Flame resistant apparel should be washed using soft water (less than 4.0 grains). Hard water adversely affects cleaning, resulting in increased detergent usage. Hard water contains mineral salts that can form insoluble deposits on the surface of fabrics. Sufficient buildup can negate the flame resistant characteristics of the garment, and may serve as fuel if garments are exposed to an ignition source. Nomex® garments can be laundered at temperatures up to 140°F with good colorfastness. Processing in hotter formulas may be required to remove soils. It should be noted that even under the best laundering conditions, color retention is generally not as good as industrial polyester/cotton blends. These garments can also be dry cleaned in perchloroethylene or petroleum solvent with no adverse affect on the flame resistant properties. Important considerations are temperature control in washing and drying and removing flammable soils
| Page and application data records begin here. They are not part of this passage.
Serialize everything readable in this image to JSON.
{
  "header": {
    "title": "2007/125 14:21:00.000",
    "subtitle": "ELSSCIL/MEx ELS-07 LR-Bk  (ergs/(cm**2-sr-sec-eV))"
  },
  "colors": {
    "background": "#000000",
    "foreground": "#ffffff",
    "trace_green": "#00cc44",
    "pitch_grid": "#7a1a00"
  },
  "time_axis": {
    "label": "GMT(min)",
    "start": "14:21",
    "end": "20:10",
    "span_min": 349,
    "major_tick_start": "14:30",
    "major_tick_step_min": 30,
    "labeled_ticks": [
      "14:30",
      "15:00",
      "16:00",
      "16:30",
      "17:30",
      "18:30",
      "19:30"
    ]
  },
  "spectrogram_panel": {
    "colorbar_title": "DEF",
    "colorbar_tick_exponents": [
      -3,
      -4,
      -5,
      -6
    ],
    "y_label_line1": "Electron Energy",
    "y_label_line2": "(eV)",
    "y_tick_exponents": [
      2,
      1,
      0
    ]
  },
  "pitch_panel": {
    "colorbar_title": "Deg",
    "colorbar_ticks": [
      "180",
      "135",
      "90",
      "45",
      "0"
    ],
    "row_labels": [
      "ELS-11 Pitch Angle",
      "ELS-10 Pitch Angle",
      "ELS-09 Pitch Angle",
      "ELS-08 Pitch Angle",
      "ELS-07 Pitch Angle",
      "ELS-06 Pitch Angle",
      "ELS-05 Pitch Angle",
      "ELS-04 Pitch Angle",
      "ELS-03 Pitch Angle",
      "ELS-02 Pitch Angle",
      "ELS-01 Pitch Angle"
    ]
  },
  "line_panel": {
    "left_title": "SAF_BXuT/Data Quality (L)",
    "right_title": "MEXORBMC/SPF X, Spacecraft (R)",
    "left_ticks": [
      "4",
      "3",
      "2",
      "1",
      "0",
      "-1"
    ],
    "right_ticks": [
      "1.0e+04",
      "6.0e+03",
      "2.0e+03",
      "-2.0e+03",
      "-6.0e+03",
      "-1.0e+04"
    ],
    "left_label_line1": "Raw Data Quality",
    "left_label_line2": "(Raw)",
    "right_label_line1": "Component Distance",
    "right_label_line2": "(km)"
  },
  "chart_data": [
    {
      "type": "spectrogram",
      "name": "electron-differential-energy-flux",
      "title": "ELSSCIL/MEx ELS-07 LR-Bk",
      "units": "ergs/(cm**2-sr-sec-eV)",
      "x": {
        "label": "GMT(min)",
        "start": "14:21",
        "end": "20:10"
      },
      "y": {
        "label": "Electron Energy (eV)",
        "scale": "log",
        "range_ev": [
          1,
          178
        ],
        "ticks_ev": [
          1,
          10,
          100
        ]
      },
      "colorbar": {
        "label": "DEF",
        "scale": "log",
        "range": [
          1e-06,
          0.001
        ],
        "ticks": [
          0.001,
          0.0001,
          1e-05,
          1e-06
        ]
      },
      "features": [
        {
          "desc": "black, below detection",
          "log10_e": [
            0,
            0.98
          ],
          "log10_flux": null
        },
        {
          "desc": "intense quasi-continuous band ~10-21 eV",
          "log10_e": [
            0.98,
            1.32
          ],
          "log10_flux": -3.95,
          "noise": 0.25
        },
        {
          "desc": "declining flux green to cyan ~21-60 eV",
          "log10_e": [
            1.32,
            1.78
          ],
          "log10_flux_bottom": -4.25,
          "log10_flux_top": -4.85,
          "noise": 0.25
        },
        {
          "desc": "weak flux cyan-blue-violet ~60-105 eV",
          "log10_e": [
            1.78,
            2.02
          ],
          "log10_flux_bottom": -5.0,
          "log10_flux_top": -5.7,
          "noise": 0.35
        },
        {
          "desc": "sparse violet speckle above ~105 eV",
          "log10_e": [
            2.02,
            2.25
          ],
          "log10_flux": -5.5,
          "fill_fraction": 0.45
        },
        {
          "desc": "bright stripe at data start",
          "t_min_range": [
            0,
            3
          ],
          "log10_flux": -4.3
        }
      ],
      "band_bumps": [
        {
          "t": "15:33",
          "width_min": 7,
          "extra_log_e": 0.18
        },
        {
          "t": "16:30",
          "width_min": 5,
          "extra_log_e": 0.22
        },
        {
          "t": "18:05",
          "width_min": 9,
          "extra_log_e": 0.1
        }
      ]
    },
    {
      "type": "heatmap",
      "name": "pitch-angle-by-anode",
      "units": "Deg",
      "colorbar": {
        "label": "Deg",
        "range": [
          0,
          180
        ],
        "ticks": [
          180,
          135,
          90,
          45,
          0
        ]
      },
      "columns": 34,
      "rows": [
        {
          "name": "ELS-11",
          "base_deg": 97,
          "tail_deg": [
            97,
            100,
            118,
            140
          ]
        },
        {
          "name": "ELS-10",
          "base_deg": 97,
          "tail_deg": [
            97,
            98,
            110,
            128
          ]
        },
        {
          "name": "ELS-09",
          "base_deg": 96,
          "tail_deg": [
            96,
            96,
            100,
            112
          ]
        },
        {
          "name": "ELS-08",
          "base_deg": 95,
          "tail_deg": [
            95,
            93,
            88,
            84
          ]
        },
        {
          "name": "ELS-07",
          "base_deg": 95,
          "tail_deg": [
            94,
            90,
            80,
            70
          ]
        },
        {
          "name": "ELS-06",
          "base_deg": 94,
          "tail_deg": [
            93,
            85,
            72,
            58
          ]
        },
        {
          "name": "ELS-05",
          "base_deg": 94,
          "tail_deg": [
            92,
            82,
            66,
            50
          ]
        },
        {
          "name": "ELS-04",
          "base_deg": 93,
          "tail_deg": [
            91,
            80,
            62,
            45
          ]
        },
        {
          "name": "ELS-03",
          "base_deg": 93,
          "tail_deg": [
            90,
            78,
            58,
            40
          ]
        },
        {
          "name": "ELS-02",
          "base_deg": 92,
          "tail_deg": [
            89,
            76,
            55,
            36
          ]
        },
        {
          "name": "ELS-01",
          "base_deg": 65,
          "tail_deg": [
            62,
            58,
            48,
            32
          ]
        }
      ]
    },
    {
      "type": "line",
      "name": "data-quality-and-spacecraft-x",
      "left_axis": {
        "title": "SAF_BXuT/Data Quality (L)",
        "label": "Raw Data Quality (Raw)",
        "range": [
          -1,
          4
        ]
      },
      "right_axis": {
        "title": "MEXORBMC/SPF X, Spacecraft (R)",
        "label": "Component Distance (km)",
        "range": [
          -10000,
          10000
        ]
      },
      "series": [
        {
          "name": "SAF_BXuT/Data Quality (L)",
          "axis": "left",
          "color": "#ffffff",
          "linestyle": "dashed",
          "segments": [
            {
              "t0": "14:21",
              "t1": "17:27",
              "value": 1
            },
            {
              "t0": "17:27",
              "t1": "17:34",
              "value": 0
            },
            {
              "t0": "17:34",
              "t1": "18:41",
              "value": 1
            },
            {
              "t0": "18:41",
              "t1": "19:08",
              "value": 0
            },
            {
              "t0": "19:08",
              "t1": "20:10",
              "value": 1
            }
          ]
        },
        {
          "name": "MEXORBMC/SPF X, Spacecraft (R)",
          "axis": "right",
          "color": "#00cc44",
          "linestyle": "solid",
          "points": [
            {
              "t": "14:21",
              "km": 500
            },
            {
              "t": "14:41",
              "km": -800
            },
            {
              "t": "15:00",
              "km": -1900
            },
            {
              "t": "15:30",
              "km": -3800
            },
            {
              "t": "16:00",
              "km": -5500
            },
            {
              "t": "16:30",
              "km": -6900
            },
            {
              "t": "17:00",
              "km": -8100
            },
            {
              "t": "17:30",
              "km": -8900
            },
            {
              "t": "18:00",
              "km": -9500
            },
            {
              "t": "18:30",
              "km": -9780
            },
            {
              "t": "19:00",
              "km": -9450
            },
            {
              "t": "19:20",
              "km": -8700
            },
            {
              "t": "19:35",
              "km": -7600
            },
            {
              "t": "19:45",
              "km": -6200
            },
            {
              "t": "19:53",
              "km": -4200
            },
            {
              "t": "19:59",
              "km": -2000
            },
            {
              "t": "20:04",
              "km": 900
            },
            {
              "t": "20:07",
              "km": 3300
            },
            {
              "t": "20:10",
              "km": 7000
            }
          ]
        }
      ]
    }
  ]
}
or chemicals that can overwhelm or mask the FR properties.



• Process separately from other types of garments throughout the entire operation to prevent

accumulation of lint and minimize pilling.

• Sort by shade to reduce staining or color transfer which may occur.

• Use low temperature (140°F max.), low alkalinity surfactant chemistry for water washing. Higher pH products and elevated wash temperatures accelerate

color loss.

• Washing at hotter temperatures and higher levels of alkalinity may be necessary to remove soils. This will not damage the fabric or degrade the FR properties but may affect color. Removing

flammable soils is more important than color retention.

• Use a multiple add procedure (break and second suds) where soil level requires.

• Do not use chlorine bleach. This will weaken the fabric and accelerate color loss. Use of oxygen

bleach is acceptable where necessary.

• Temperature step-downs between baths should not exceed 15°F and cool to 100°F or less before

extraction to minimize wrinkling.

• Rinse well and sour properly.

• As this fabric does not retain much moisture, short extraction at low levels should be sufficient. This should also reduce wrinkling.

• Condition at 140°-160°F stack temperature so fabric temperature measured in the basket does not exceed 280°F. This fabric will dry rapidly. Do not over dry. Excessive heat will cause color loss. Cool down to 100°F or less and remove promptly from the dryer.

• Shrinkage similar to 65/35 blends can be expected. The fabric will not stretch so allow for ease of motion in fitting wearers.

• Tunnel finishing will improve fabric smoothness but may cause hanger impressions. If creases in pants are desired, pressing will be required. Do not exceed 280°F fabric temperature.



• Wash and dry separately to prevent accumulation of lint.

• Pre-treat greasy stains and do not overload the washer to help insure removal of soils.

• Wash in hot water (up to 140ºF) using any typical home laundry detergent. Do not use

tallow soap.

• Do not use chlorine bleach. Do not use starch. Do not use fabric softeners.

• Do not over dry.

• For maximum flame resistance, greases and oils must be thoroughly removed. If home

procedures do not accomplish this, commercial laundering or dry cleaning is recommended.



Either perchloroethylene or petroleum solvent can be used. In cases of heavy, oily soil, this may be the preferred approach. With petroleum, it is necessary to ensure all solvent has been

completely dried from the garment.



Minor repairs that do not affect the integrity of the garment should be made with like materials by

sewing on patches or darning small holes. The information in this bulletin is based on the

results of laboratory  testing and information from the fabric vendor. It is provided for your guidance and knowledge. As of the publication date, this bulletin contains up to date

information on care and cleaning.